By Connie So
For Northwest Asian Weekly
According to the U.S. Census Bureau (2010), Asian Americans are persons “originating in any of the original peoples of the Far East, Southeast Asia, and the Indian subcontinent.” Meanwhile, Pacific Islander Americans are natives of “Hawaii and other Pacific Islands,” comprised of the Oceanic regions of Polynesia, Micronesia, and Melanesia.
While these definitions are an improvement over the pre-1970s Eurocentric concept of the “Oriental,” they still neglect to recognize the many differences between, and within, the Asian and Pacific Islander groups in terms of history, culture, generation, language, values, and other demographic factors.
These differences cannot be ignored because they have significant implications for programs impacting education, employment, and politics, including bilingual ballots, affirmative action, and immigration, to name a few.
Yet despite our diversity, for the month of May, officially celebrated as Asian Pacific American (APA) Heritage Month, we can take time to reflect and acknowledge some of our shared issues in the United States.
1. Common historical forces. Most APAs can date our larger pattern of immigration to the United States after the 1840s. Many of our ancestors were pushed out of their native countries because of poverty, political strife, and/or colonization. Many were also attracted by the American Dream.
Unfortunately, our early immigrants were greeted by exclusion laws or, at the very least, long immigration wait lines. Some later found a quicker passage by serving in the U.S. armed forces. Others gained admission through an American college entrance exam. But most were finally able to come through the 1965 immigration laws, especially the Family Reunification Act.

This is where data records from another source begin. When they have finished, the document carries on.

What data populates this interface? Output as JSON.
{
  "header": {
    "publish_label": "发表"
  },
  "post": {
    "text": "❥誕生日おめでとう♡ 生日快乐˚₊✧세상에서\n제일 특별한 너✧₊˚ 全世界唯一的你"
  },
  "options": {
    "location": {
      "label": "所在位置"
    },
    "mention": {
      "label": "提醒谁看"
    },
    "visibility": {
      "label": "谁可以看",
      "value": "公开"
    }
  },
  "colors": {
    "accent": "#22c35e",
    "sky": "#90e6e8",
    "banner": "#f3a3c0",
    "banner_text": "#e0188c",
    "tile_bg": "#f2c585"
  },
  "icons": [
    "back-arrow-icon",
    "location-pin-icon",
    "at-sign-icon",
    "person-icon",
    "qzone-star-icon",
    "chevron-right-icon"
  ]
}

2. Common patterns of historical discrimination by members of the host society. According to University of California (UC) Santa Barbara Asian American Studies Professor Sucheng Chan, historically, nearly all APAs confronted several types of hostilities in the United States, ranging from racial prejudice and economic discrimination to physical violence and incarceration.
Even now, many fellow Americans regard us as perpetual foreigners, all too often asking us or other people of color, but not those of European descent, “What are you?” “Where are you from?” “No, where are you really from?”
3. Common responses to inequality and discrimination. Traditionally, as APAs were either de jure or de facto segregated from white America, we had to rely on our co-ethnics for support. At an institutional level, for American Samoans, for example, this survival and support are probably best represented by the Samoan Chief Council and the Samoan Congregational Church that provide an extended family within a spiritual setting.
In the public arena, providing support for one another has inspired APAs to fight against injustice. This fight is exemplified by the evolution of the Japanese American Citizens League, which successfully gained an apology and reparations from the U.S. government for the World War II internment order.
This support is also seen in the creation of “rotating credit systems” by APAs. When banks would not provide loans, APA immigrants helped create the grocery stores, restaurants, and other businesses through the hui, tanomoshi, kye/gei. We came together and provided community loans when others would not.
4. Common ignorance. Unfortunately, another commonality is the relative ignorance most Americans have about the APA experience. The late UC Berkeley Professor, Ronald Takaki, once wrote that APAs have a rich “Buried Past” and “Present.” Despite all of our contributions, many in the United States fail to recognize our presence – even when we win acclaim.
While we are rightfully proud of those that achieved some fame, we should not forget the accomplishments of our “everyday” APAs.
Think of Gordon Hirabayashi, the University of Washington (UW) Quaker student who stood up against the curfew orders imposed on Japanese Americans during WWII. Think of 6-year-old Kinney Kinmon Lau and the 13 other Chinatown kids who fought against the San Francisco School Board to create a mandate for bilingual education. Think of the major unions on the West Coast – Larry Itliong’s Agricultural Committee of California (precursor to the UFW), canneries, and other locals created by Filipino Americans who were paid lower wages than everyone else at the time. In reality, almost all the hard-fought gains for APAs came from the “common APA person,” not the sudden benevolence of white America. At times, APAs were scorned, even by other APAs. But despite difficult obstacles, APAs remained resilient to provide a better future for others.
So this month, let us praise the “famous” APAs, and even more, praise the not-so-famous. As APAs, we built the railroad, paved roads, revitalized ghost towns like Vacaville, Calif., turning them into agricultural oases. We introduced dry-shrimp, bing cherries, several varieties of oysters in the Puget Sound. We harvested salmon, asparagus, grapes. We created farmers markets, and formed the most decorated military unit in American history, the 442nd Regimental Combat Unit.
Many of us, like my mother and other relatives, worked for years as the seamstresses of America. My late father and grandfather, like many APAs, worked as cooks, custodians, domestics, dishwashers, gardeners who, with dignity, constituted the backbone of the American economy.
APAs, by our mere physical presence, our hard work and our tax payments, contributed to our national identity and the practical realities of a national economy. More important, through the individual stories of APAs, especially the immigrants and nationals, we invigorate the country’s idealism. We reaffirm the hope, vision, and promises of the American Dream.